Collected data entries:

--------------------------------

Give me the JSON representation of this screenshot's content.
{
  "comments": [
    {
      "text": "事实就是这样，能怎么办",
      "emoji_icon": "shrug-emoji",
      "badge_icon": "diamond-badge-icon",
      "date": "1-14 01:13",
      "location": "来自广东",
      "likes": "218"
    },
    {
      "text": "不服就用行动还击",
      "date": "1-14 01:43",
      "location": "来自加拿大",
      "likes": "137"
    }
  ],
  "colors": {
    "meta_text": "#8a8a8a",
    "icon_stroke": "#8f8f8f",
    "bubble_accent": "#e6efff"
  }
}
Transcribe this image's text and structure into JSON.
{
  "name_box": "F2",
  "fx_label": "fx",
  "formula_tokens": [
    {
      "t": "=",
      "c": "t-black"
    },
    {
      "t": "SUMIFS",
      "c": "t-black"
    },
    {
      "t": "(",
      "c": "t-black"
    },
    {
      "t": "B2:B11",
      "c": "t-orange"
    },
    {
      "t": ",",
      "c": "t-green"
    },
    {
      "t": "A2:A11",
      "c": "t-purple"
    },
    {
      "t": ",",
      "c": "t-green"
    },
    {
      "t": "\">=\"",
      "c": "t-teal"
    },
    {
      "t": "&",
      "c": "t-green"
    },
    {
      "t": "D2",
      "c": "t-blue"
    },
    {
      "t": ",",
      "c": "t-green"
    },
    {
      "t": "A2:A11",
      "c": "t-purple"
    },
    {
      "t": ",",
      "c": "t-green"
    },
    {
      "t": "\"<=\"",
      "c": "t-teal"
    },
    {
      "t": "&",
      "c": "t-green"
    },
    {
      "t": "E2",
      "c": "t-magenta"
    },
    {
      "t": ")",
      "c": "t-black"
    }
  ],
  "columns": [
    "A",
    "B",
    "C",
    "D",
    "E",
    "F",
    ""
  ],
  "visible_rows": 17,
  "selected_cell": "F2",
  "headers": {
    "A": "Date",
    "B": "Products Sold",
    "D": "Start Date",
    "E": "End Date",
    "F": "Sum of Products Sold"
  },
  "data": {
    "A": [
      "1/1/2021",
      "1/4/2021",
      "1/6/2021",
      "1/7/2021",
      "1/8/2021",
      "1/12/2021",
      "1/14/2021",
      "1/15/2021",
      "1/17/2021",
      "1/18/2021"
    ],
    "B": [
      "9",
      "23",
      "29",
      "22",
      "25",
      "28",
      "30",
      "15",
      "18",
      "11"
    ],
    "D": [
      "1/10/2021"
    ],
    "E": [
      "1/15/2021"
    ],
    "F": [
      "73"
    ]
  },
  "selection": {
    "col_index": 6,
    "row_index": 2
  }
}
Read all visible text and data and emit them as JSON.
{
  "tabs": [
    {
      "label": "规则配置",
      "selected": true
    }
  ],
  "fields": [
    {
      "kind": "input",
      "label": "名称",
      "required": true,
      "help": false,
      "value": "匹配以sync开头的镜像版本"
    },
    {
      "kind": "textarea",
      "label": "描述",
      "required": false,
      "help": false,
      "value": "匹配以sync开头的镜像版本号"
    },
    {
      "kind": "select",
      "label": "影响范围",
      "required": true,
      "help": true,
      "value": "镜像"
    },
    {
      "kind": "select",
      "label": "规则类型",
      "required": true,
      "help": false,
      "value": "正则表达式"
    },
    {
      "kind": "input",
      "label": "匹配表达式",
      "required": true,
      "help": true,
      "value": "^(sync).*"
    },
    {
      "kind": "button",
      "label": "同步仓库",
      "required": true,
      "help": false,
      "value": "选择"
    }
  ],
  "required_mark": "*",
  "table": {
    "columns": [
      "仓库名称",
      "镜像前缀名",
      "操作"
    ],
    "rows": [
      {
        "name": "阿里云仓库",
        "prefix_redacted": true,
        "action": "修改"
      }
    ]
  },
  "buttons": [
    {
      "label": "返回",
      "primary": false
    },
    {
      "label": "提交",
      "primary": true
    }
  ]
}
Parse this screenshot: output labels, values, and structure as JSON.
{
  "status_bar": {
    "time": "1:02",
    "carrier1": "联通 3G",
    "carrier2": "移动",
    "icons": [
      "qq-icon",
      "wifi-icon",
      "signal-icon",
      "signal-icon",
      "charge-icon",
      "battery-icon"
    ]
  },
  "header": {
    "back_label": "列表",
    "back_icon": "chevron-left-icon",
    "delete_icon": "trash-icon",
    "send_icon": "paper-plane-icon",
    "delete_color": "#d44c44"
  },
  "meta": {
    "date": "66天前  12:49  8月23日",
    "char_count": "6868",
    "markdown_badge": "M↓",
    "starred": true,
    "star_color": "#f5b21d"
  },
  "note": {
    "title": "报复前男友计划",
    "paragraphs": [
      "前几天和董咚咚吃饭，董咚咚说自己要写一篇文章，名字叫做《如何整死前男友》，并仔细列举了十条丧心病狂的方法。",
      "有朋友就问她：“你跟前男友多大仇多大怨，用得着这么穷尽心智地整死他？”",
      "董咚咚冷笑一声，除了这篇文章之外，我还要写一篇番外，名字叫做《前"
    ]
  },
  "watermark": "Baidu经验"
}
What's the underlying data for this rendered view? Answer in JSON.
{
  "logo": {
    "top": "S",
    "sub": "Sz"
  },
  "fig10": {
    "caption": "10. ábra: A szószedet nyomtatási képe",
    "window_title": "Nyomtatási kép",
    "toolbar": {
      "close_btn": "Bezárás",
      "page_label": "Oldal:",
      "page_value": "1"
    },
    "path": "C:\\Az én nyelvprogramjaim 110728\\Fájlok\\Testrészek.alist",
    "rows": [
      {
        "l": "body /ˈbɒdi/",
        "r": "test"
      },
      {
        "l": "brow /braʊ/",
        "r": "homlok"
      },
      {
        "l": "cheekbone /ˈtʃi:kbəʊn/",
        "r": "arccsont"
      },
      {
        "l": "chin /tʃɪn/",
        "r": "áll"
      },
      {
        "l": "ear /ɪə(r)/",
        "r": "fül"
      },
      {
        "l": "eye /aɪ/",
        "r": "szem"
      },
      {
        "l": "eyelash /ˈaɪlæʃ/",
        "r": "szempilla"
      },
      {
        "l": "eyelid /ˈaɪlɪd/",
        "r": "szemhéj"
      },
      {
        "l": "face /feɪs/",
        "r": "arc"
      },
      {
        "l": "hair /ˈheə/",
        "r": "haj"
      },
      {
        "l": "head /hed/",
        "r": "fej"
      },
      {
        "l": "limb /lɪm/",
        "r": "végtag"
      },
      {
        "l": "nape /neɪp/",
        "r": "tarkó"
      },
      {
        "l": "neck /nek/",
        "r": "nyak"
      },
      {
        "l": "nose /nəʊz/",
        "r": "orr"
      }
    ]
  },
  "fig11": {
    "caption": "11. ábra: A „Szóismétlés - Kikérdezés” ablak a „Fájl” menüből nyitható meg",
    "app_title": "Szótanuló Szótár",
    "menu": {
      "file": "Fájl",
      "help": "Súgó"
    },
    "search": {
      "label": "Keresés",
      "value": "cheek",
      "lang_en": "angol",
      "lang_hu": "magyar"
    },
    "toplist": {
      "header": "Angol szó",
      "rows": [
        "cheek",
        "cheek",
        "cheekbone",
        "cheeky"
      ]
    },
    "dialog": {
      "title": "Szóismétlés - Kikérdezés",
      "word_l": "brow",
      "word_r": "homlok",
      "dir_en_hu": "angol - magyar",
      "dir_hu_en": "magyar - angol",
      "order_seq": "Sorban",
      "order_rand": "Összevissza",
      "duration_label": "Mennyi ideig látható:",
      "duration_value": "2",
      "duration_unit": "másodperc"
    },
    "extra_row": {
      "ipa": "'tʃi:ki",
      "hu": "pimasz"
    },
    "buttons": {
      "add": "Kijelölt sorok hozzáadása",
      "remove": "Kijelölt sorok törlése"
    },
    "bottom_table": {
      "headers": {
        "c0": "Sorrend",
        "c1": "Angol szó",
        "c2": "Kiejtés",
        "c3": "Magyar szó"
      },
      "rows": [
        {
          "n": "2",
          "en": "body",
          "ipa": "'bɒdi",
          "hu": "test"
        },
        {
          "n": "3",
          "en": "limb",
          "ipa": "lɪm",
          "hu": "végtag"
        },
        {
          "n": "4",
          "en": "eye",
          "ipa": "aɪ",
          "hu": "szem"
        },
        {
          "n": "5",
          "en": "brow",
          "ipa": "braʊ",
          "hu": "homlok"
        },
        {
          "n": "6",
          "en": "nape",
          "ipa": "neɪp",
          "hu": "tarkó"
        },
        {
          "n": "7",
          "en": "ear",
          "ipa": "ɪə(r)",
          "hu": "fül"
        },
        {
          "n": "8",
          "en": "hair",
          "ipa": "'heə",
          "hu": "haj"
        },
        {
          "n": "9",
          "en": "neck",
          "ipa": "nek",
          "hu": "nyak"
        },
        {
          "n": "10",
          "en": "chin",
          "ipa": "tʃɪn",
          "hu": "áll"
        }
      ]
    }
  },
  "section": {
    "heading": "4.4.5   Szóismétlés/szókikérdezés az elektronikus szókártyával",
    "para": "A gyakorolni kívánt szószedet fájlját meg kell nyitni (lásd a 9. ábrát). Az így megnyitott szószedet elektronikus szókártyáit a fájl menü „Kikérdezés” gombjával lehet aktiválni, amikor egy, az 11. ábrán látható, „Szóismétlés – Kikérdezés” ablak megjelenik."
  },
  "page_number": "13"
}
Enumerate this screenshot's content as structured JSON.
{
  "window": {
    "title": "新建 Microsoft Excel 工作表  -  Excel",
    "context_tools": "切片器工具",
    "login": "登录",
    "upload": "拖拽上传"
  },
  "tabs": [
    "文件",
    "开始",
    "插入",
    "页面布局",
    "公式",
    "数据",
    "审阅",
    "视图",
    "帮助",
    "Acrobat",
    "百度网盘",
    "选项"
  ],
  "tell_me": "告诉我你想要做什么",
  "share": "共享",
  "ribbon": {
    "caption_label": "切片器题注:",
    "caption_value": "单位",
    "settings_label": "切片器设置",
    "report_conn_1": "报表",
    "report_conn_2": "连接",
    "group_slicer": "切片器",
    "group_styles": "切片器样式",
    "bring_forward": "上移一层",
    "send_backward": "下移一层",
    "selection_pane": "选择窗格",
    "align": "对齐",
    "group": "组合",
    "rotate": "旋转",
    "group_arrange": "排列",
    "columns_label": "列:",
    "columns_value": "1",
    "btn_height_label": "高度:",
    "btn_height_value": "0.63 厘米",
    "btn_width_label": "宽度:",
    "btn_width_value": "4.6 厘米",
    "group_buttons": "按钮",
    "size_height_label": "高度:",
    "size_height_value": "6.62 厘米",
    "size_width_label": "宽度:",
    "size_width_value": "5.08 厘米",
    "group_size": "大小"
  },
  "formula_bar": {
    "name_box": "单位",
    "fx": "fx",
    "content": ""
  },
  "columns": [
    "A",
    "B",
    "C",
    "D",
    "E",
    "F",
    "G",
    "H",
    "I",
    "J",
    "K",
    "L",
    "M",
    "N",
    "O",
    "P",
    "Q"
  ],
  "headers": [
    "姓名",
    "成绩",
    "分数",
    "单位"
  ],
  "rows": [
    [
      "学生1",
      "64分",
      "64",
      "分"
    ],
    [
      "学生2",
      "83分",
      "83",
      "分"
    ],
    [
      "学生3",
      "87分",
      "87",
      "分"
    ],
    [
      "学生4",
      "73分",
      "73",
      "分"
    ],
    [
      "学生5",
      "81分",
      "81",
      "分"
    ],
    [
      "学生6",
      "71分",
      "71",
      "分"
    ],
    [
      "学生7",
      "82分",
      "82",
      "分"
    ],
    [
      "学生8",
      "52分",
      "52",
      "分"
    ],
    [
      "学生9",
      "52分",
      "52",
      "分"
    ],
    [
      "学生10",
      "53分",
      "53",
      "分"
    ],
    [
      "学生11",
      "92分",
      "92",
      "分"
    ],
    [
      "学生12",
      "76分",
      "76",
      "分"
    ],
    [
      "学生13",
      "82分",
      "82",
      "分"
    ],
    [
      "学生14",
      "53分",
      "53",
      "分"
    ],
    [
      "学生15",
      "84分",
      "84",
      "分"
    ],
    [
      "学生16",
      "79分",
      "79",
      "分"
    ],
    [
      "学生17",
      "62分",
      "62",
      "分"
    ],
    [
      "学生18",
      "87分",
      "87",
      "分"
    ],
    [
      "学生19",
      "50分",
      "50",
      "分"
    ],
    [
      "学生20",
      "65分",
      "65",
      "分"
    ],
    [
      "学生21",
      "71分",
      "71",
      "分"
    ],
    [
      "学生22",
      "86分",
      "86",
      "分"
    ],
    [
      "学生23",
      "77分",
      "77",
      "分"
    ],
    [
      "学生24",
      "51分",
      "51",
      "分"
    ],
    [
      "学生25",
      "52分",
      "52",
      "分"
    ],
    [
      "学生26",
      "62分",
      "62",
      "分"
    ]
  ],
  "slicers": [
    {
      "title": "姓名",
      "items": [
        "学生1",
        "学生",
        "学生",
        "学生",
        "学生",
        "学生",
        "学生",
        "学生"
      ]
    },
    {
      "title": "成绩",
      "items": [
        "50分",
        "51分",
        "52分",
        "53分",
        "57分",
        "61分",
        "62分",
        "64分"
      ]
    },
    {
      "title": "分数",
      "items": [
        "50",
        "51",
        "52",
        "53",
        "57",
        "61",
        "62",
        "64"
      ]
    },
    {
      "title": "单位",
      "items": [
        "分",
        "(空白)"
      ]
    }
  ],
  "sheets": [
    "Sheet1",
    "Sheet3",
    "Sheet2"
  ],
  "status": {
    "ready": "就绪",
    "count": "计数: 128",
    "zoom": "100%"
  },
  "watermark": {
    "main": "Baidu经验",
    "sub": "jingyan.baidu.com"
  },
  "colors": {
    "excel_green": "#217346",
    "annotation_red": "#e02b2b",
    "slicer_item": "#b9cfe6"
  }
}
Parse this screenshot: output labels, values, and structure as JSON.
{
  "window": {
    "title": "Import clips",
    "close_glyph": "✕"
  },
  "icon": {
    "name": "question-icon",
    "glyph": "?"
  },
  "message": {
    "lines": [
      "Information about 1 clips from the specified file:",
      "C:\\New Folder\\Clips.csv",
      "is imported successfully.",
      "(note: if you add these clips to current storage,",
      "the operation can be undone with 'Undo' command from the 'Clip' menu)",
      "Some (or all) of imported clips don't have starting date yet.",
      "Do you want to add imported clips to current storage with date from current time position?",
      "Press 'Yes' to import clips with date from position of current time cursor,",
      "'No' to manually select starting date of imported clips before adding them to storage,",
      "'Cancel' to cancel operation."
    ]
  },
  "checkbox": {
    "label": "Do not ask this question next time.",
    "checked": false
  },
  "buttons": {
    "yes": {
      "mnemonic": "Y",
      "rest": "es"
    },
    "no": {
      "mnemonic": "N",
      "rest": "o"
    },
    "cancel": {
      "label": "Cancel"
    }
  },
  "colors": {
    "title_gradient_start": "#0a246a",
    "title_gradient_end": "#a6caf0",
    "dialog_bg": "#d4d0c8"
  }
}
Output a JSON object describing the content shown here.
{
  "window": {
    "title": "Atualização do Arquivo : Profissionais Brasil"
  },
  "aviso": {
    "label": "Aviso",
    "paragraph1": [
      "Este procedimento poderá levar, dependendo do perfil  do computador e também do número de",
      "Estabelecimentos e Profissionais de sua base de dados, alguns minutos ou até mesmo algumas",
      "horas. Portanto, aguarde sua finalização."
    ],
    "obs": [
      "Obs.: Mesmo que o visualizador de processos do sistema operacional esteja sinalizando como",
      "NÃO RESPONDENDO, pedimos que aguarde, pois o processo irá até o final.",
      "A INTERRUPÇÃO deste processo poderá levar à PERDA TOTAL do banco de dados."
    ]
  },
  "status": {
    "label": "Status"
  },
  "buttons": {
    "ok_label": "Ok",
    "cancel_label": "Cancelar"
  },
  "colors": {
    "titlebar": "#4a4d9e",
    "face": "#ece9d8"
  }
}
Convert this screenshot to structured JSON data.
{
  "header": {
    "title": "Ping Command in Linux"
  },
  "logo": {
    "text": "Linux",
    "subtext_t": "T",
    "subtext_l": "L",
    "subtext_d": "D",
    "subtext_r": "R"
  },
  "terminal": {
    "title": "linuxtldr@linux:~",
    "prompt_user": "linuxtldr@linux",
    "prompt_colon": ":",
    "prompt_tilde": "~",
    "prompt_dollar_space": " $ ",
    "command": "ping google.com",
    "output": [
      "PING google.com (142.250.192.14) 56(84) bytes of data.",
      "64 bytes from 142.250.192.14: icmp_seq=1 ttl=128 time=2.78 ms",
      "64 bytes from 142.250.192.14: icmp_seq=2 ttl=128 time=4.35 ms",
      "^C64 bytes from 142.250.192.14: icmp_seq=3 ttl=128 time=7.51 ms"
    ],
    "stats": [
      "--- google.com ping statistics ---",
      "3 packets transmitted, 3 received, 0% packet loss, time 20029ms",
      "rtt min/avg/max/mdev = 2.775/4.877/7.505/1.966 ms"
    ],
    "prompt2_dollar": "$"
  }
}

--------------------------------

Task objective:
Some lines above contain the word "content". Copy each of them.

Result of this task:
Give me the JSON representation of this screenshot's content.
Enumerate this screenshot's content as structured JSON.
    "content": ""
Output a JSON object describing the content shown here.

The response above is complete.